Input for this task below:
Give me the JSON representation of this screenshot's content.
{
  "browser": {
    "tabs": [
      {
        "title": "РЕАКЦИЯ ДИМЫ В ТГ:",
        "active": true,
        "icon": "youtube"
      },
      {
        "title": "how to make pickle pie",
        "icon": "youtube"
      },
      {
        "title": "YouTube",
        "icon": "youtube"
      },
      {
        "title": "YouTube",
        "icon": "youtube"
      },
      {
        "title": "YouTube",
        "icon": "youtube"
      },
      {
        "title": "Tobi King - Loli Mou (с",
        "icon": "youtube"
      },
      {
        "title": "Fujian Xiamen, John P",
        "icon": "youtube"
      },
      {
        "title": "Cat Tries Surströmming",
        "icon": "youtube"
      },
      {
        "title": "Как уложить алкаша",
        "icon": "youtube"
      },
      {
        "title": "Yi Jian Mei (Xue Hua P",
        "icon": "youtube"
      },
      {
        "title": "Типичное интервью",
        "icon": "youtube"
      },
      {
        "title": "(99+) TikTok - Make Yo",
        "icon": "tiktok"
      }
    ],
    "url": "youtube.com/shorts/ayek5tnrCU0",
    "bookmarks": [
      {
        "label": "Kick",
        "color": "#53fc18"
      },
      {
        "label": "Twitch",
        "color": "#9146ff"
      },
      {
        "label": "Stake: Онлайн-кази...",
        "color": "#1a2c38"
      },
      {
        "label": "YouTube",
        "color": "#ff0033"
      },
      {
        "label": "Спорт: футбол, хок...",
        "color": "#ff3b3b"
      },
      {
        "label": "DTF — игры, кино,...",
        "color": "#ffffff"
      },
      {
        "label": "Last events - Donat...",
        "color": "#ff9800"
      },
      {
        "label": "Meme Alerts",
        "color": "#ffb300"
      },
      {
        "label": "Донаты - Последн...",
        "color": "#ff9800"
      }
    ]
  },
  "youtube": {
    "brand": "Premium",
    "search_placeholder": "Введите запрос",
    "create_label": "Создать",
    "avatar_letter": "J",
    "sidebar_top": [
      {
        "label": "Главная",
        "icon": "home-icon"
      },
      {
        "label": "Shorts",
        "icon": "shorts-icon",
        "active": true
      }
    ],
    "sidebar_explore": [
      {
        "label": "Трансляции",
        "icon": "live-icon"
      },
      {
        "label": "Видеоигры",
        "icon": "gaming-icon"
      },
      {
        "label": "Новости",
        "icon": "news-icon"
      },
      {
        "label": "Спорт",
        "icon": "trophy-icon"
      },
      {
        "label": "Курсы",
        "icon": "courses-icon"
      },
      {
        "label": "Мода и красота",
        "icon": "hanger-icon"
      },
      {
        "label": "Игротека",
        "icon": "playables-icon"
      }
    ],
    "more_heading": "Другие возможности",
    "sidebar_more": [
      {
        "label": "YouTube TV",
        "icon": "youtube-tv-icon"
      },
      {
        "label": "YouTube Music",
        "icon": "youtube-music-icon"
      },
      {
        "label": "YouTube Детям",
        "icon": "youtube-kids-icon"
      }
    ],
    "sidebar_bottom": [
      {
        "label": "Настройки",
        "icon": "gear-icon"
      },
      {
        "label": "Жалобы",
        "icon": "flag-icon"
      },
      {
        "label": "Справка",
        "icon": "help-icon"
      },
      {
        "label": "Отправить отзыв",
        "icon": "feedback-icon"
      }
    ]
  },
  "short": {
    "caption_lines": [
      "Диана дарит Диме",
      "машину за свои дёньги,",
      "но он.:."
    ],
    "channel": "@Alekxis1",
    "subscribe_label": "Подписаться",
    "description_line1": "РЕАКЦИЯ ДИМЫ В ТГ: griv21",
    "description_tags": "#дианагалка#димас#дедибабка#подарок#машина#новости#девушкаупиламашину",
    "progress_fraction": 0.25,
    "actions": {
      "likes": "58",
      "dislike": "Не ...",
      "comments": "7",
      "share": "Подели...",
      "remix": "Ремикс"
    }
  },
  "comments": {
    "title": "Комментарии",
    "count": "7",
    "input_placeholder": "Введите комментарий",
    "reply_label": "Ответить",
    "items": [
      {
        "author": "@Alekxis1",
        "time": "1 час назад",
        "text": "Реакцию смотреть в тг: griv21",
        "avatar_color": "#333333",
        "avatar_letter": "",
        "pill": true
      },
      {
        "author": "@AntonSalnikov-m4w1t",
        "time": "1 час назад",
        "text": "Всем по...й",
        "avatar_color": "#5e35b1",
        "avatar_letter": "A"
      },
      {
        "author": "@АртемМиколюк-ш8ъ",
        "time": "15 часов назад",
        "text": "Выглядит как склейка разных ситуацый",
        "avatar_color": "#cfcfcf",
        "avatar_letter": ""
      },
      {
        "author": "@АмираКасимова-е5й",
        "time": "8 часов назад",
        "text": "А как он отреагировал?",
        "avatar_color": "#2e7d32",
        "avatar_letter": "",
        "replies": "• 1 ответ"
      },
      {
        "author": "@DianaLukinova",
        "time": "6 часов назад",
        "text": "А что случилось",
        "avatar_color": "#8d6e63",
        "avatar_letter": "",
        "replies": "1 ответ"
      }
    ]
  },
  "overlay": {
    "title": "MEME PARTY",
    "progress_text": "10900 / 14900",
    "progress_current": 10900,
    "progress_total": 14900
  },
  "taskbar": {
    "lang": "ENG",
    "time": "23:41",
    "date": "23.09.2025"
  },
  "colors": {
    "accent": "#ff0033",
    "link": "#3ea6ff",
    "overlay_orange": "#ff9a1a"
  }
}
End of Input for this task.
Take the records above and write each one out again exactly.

Response to this task:
Give me the JSON representation of this screenshot's content.
{
  "browser": {
    "tabs": [
      {
        "title": "РЕАКЦИЯ ДИМЫ В ТГ:",
        "active": true,
        "icon": "youtube"
      },
      {
        "title": "how to make pickle pie",
        "icon": "youtube"
      },
      {
        "title": "YouTube",
        "icon": "youtube"
      },
      {
        "title": "YouTube",
        "icon": "youtube"
      },
      {
        "title": "YouTube",
        "icon": "youtube"
      },
      {
        "title": "Tobi King - Loli Mou (с",
        "icon": "youtube"
      },
      {
        "title": "Fujian Xiamen, John P",
        "icon": "youtube"
      },
      {
        "title": "Cat Tries Surströmming",
        "icon": "youtube"
      },
      {
        "title": "Как уложить алкаша",
        "icon": "youtube"
      },
      {
        "title": "Yi Jian Mei (Xue Hua P",
        "icon": "youtube"
      },
      {
        "title": "Типичное интервью",
        "icon": "youtube"
      },
      {
        "title": "(99+) TikTok - Make Yo",
        "icon": "tiktok"
      }
    ],
    "url": "youtube.com/shorts/ayek5tnrCU0",
    "bookmarks": [
      {
        "label": "Kick",
        "color": "#53fc18"
      },
      {
        "label": "Twitch",
        "color": "#9146ff"
      },
      {
        "label": "Stake: Онлайн-кази...",
        "color": "#1a2c38"
      },
      {
        "label": "YouTube",
        "color": "#ff0033"
      },
      {
        "label": "Спорт: футбол, хок...",
        "color": "#ff3b3b"
      },
      {
        "label": "DTF — игры, кино,...",
        "color": "#ffffff"
      },
      {
        "label": "Last events - Donat...",
        "color": "#ff9800"
      },
      {
        "label": "Meme Alerts",
        "color": "#ffb300"
      },
      {
        "label": "Донаты - Последн...",
        "color": "#ff9800"
      }
    ]
  },
  "youtube": {
    "brand": "Premium",
    "search_placeholder": "Введите запрос",
    "create_label": "Создать",
    "avatar_letter": "J",
    "sidebar_top": [
      {
        "label": "Главная",
        "icon": "home-icon"
      },
      {
        "label": "Shorts",
        "icon": "shorts-icon",
        "active": true
      }
    ],
    "sidebar_explore": [
      {
        "label": "Трансляции",
        "icon": "live-icon"
      },
      {
        "label": "Видеоигры",
        "icon": "gaming-icon"
      },
      {
        "label": "Новости",
        "icon": "news-icon"
      },
      {
        "label": "Спорт",
        "icon": "trophy-icon"
      },
      {
        "label": "Курсы",
        "icon": "courses-icon"
      },
      {
        "label": "Мода и красота",
        "icon": "hanger-icon"
      },
      {
        "label": "Игротека",
        "icon": "playables-icon"
      }
    ],
    "more_heading": "Другие возможности",
    "sidebar_more": [
      {
        "label": "YouTube TV",
        "icon": "youtube-tv-icon"
      },
      {
        "label": "YouTube Music",
        "icon": "youtube-music-icon"
      },
      {
        "label": "YouTube Детям",
        "icon": "youtube-kids-icon"
      }
    ],
    "sidebar_bottom": [
      {
        "label": "Настройки",
        "icon": "gear-icon"
      },
      {
        "label": "Жалобы",
        "icon": "flag-icon"
      },
      {
        "label": "Справка",
        "icon": "help-icon"
      },
      {
        "label": "Отправить отзыв",
        "icon": "feedback-icon"
      }
    ]
  },
  "short": {
    "caption_lines": [
      "Диана дарит Диме",
      "машину за свои дёньги,",
      "но он.:."
    ],
    "channel": "@Alekxis1",
    "subscribe_label": "Подписаться",
    "description_line1": "РЕАКЦИЯ ДИМЫ В ТГ: griv21",
    "description_tags": "#дианагалка#димас#дедибабка#подарок#машина#новости#девушкаупиламашину",
    "progress_fraction": 0.25,
    "actions": {
      "likes": "58",
      "dislike": "Не ...",
      "comments": "7",
      "share": "Подели...",
      "remix": "Ремикс"
    }
  },
  "comments": {
    "title": "Комментарии",
    "count": "7",
    "input_placeholder": "Введите комментарий",
    "reply_label": "Ответить",
    "items": [
      {
        "author": "@Alekxis1",
        "time": "1 час назад",
        "text": "Реакцию смотреть в тг: griv21",
        "avatar_color": "#333333",
        "avatar_letter": "",
        "pill": true
      },
      {
        "author": "@AntonSalnikov-m4w1t",
        "time": "1 час назад",
        "text": "Всем по...й",
        "avatar_color": "#5e35b1",
        "avatar_letter": "A"
      },
      {
        "author": "@АртемМиколюк-ш8ъ",
        "time": "15 часов назад",
        "text": "Выглядит как склейка разных ситуацый",
        "avatar_color": "#cfcfcf",
        "avatar_letter": ""
      },
      {
        "author": "@АмираКасимова-е5й",
        "time": "8 часов назад",
        "text": "А как он отреагировал?",
        "avatar_color": "#2e7d32",
        "avatar_letter": "",
        "replies": "• 1 ответ"
      },
      {
        "author": "@DianaLukinova",
        "time": "6 часов назад",
        "text": "А что случилось",
        "avatar_color": "#8d6e63",
        "avatar_letter": "",
        "replies": "1 ответ"
      }
    ]
  },
  "overlay": {
    "title": "MEME PARTY",
    "progress_text": "10900 / 14900",
    "progress_current": 10900,
    "progress_total": 14900
  },
  "taskbar": {
    "lang": "ENG",
    "time": "23:41",
    "date": "23.09.2025"
  },
  "colors": {
    "accent": "#ff0033",
    "link": "#3ea6ff",
    "overlay_orange": "#ff9a1a"
  }
}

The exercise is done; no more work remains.